* [Assigned task]:
Without the pictures, output all of the data exactly.

* [Records shown]:

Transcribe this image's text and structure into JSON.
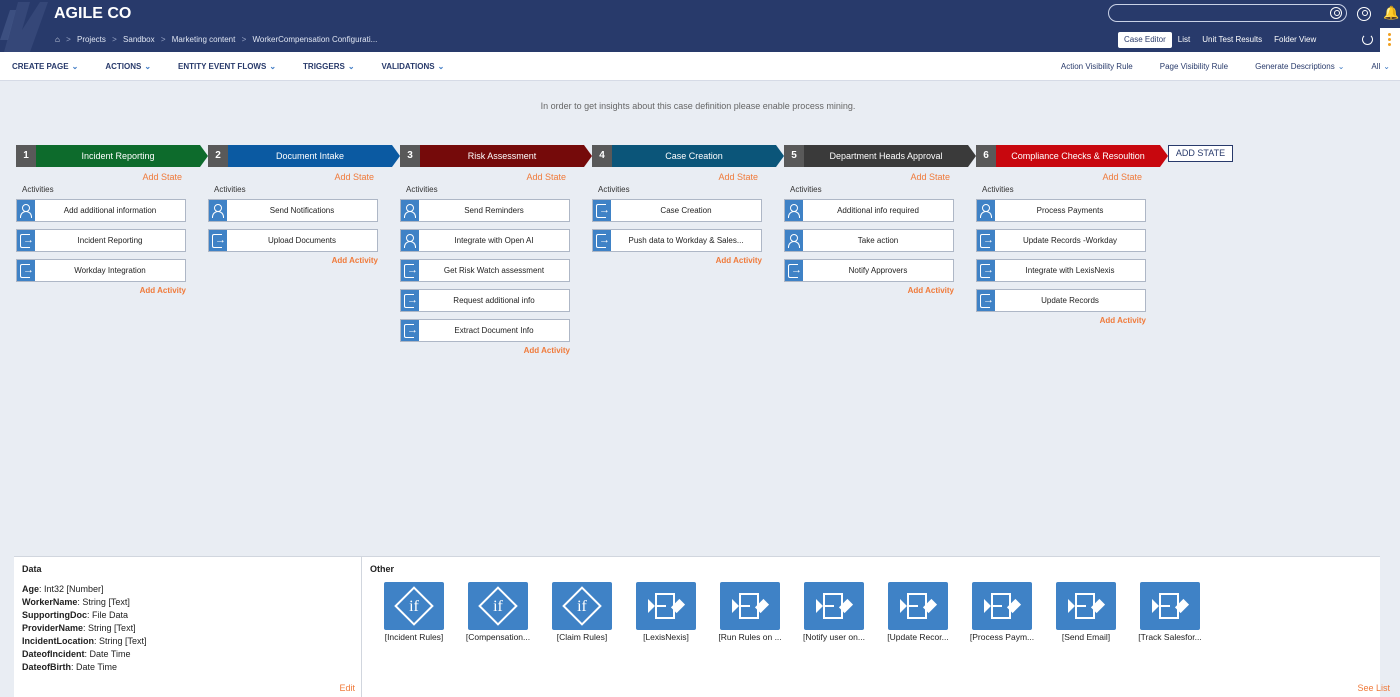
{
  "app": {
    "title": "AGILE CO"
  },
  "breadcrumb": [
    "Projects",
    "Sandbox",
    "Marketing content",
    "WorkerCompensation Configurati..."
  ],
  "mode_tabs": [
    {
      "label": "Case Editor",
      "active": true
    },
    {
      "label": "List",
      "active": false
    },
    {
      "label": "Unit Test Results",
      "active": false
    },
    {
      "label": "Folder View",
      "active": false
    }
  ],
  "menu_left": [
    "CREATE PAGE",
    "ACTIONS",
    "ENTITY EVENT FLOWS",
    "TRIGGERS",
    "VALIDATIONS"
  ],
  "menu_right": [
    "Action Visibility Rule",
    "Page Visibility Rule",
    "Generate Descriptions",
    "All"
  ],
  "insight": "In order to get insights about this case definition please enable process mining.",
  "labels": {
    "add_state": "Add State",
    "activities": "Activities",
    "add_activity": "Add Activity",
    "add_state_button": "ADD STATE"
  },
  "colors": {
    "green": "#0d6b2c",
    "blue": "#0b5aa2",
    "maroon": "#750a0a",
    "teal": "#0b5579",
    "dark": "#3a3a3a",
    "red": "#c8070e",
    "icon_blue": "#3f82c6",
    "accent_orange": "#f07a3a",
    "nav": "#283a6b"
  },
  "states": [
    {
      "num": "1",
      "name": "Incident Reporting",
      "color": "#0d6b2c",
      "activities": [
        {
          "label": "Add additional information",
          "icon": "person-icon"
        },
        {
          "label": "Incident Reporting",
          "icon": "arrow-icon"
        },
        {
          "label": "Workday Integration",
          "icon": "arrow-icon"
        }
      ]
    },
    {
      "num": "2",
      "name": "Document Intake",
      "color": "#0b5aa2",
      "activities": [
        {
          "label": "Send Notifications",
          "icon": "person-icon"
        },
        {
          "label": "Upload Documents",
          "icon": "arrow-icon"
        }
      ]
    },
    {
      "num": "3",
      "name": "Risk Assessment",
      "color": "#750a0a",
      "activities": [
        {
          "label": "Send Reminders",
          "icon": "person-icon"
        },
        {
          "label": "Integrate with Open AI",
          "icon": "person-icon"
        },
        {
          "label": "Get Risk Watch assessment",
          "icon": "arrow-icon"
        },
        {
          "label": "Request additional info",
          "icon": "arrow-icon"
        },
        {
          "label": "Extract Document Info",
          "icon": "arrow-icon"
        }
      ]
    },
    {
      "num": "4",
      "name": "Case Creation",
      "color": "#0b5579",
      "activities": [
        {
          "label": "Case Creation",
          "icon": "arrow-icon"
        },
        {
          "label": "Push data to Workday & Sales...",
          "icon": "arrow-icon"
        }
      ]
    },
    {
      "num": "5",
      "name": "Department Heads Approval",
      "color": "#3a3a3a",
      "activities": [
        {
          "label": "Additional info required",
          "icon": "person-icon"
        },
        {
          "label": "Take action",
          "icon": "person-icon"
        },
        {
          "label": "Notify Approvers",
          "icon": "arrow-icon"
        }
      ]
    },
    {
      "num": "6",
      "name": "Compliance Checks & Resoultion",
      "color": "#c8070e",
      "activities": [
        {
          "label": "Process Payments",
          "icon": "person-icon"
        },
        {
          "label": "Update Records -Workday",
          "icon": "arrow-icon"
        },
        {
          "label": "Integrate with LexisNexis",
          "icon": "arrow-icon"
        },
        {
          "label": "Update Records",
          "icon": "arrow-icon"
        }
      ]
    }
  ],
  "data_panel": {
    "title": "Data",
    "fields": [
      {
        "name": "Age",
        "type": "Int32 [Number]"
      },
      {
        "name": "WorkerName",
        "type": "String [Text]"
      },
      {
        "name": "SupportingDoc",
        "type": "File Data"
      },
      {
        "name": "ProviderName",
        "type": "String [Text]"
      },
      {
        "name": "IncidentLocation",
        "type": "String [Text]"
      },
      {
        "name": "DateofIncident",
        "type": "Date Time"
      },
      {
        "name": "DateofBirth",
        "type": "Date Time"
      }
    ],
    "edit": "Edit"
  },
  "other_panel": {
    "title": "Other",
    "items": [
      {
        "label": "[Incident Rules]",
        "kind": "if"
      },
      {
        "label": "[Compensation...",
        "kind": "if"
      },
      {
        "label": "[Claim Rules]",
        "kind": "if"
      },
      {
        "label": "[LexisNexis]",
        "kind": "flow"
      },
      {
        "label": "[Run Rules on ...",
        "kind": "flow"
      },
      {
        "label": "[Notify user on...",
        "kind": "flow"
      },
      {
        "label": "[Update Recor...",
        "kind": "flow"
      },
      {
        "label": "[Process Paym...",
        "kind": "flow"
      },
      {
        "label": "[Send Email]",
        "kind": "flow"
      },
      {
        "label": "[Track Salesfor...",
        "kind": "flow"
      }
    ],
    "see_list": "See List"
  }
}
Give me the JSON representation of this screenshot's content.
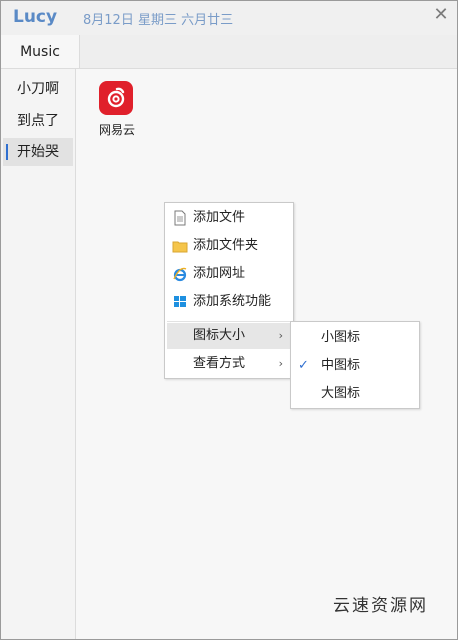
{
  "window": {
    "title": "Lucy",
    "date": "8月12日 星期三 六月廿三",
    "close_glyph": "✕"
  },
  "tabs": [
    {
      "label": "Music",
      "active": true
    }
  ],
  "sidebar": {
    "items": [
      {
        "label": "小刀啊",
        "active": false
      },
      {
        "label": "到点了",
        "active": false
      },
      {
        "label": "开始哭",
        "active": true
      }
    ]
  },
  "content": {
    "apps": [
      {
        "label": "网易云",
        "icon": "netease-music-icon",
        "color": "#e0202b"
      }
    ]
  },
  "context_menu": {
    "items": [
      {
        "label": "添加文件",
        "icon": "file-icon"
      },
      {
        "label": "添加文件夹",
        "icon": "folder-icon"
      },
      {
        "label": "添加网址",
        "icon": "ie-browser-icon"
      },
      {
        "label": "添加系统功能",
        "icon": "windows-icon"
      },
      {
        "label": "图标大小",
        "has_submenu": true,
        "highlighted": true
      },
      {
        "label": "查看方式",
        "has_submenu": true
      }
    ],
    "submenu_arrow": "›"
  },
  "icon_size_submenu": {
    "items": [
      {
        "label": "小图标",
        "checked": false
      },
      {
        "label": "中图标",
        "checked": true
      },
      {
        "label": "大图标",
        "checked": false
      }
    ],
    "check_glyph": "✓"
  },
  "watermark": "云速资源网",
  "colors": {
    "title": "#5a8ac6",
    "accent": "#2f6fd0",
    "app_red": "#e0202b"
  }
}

* [Response for this exercise]:
Transcribe this image's text and structure into JSON.
{
  "app": {
    "title": "AGILE CO"
  },
  "breadcrumb": [
    "Projects",
    "Sandbox",
    "Marketing content",
    "WorkerCompensation Configurati..."
  ],
  "mode_tabs": [
    {
      "label": "Case Editor",
      "active": true
    },
    {
      "label": "List",
      "active": false
    },
    {
      "label": "Unit Test Results",
      "active": false
    },
    {
      "label": "Folder View",
      "active": false
    }
  ],
  "menu_left": [
    "CREATE PAGE",
    "ACTIONS",
    "ENTITY EVENT FLOWS",
    "TRIGGERS",
    "VALIDATIONS"
  ],
  "menu_right": [
    "Action Visibility Rule",
    "Page Visibility Rule",
    "Generate Descriptions",
    "All"
  ],
  "insight": "In order to get insights about this case definition please enable process mining.",
  "labels": {
    "add_state": "Add State",
    "activities": "Activities",
    "add_activity": "Add Activity",
    "add_state_button": "ADD STATE"
  },
  "colors": {
    "green": "#0d6b2c",
    "blue": "#0b5aa2",
    "maroon": "#750a0a",
    "teal": "#0b5579",
    "dark": "#3a3a3a",
    "red": "#c8070e",
    "icon_blue": "#3f82c6",
    "accent_orange": "#f07a3a",
    "nav": "#283a6b"
  },
  "states": [
    {
      "num": "1",
      "name": "Incident Reporting",
      "color": "#0d6b2c",
      "activities": [
        {
          "label": "Add additional information",
          "icon": "person-icon"
        },
        {
          "label": "Incident Reporting",
          "icon": "arrow-icon"
        },
        {
          "label": "Workday Integration",
          "icon": "arrow-icon"
        }
      ]
    },
    {
      "num": "2",
      "name": "Document Intake",
      "color": "#0b5aa2",
      "activities": [
        {
          "label": "Send Notifications",
          "icon": "person-icon"
        },
        {
          "label": "Upload Documents",
          "icon": "arrow-icon"
        }
      ]
    },
    {
      "num": "3",
      "name": "Risk Assessment",
      "color": "#750a0a",
      "activities": [
        {
          "label": "Send Reminders",
          "icon": "person-icon"
        },
        {
          "label": "Integrate with Open AI",
          "icon": "person-icon"
        },
        {
          "label": "Get Risk Watch assessment",
          "icon": "arrow-icon"
        },
        {
          "label": "Request additional info",
          "icon": "arrow-icon"
        },
        {
          "label": "Extract Document Info",
          "icon": "arrow-icon"
        }
      ]
    },
    {
      "num": "4",
      "name": "Case Creation",
      "color": "#0b5579",
      "activities": [
        {
          "label": "Case Creation",
          "icon": "arrow-icon"
        },
        {
          "label": "Push data to Workday & Sales...",
          "icon": "arrow-icon"
        }
      ]
    },
    {
      "num": "5",
      "name": "Department Heads Approval",
      "color": "#3a3a3a",
      "activities": [
        {
          "label": "Additional info required",
          "icon": "person-icon"
        },
        {
          "label": "Take action",
          "icon": "person-icon"
        },
        {
          "label": "Notify Approvers",
          "icon": "arrow-icon"
        }
      ]
    },
    {
      "num": "6",
      "name": "Compliance Checks & Resoultion",
      "color": "#c8070e",
      "activities": [
        {
          "label": "Process Payments",
          "icon": "person-icon"
        },
        {
          "label": "Update Records -Workday",
          "icon": "arrow-icon"
        },
        {
          "label": "Integrate with LexisNexis",
          "icon": "arrow-icon"
        },
        {
          "label": "Update Records",
          "icon": "arrow-icon"
        }
      ]
    }
  ],
  "data_panel": {
    "title": "Data",
    "fields": [
      {
        "name": "Age",
        "type": "Int32 [Number]"
      },
      {
        "name": "WorkerName",
        "type": "String [Text]"
      },
      {
        "name": "SupportingDoc",
        "type": "File Data"
      },
      {
        "name": "ProviderName",
        "type": "String [Text]"
      },
      {
        "name": "IncidentLocation",
        "type": "String [Text]"
      },
      {
        "name": "DateofIncident",
        "type": "Date Time"
      },
      {
        "name": "DateofBirth",
        "type": "Date Time"
      }
    ],
    "edit": "Edit"
  },
  "other_panel": {
    "title": "Other",
    "items": [
      {
        "label": "[Incident Rules]",
        "kind": "if"
      },
      {
        "label": "[Compensation...",
        "kind": "if"
      },
      {
        "label": "[Claim Rules]",
        "kind": "if"
      },
      {
        "label": "[LexisNexis]",
        "kind": "flow"
      },
      {
        "label": "[Run Rules on ...",
        "kind": "flow"
      },
      {
        "label": "[Notify user on...",
        "kind": "flow"
      },
      {
        "label": "[Update Recor...",
        "kind": "flow"
      },
      {
        "label": "[Process Paym...",
        "kind": "flow"
      },
      {
        "label": "[Send Email]",
        "kind": "flow"
      },
      {
        "label": "[Track Salesfor...",
        "kind": "flow"
      }
    ],
    "see_list": "See List"
  }
}
Give me the JSON representation of this screenshot's content.
{
  "window": {
    "title": "Lucy",
    "date": "8月12日 星期三 六月廿三",
    "close_glyph": "✕"
  },
  "tabs": [
    {
      "label": "Music",
      "active": true
    }
  ],
  "sidebar": {
    "items": [
      {
        "label": "小刀啊",
        "active": false
      },
      {
        "label": "到点了",
        "active": false
      },
      {
        "label": "开始哭",
        "active": true
      }
    ]
  },
  "content": {
    "apps": [
      {
        "label": "网易云",
        "icon": "netease-music-icon",
        "color": "#e0202b"
      }
    ]
  },
  "context_menu": {
    "items": [
      {
        "label": "添加文件",
        "icon": "file-icon"
      },
      {
        "label": "添加文件夹",
        "icon": "folder-icon"
      },
      {
        "label": "添加网址",
        "icon": "ie-browser-icon"
      },
      {
        "label": "添加系统功能",
        "icon": "windows-icon"
      },
      {
        "label": "图标大小",
        "has_submenu": true,
        "highlighted": true
      },
      {
        "label": "查看方式",
        "has_submenu": true
      }
    ],
    "submenu_arrow": "›"
  },
  "icon_size_submenu": {
    "items": [
      {
        "label": "小图标",
        "checked": false
      },
      {
        "label": "中图标",
        "checked": true
      },
      {
        "label": "大图标",
        "checked": false
      }
    ],
    "check_glyph": "✓"
  },
  "watermark": "云速资源网",
  "colors": {
    "title": "#5a8ac6",
    "accent": "#2f6fd0",
    "app_red": "#e0202b"
  }
}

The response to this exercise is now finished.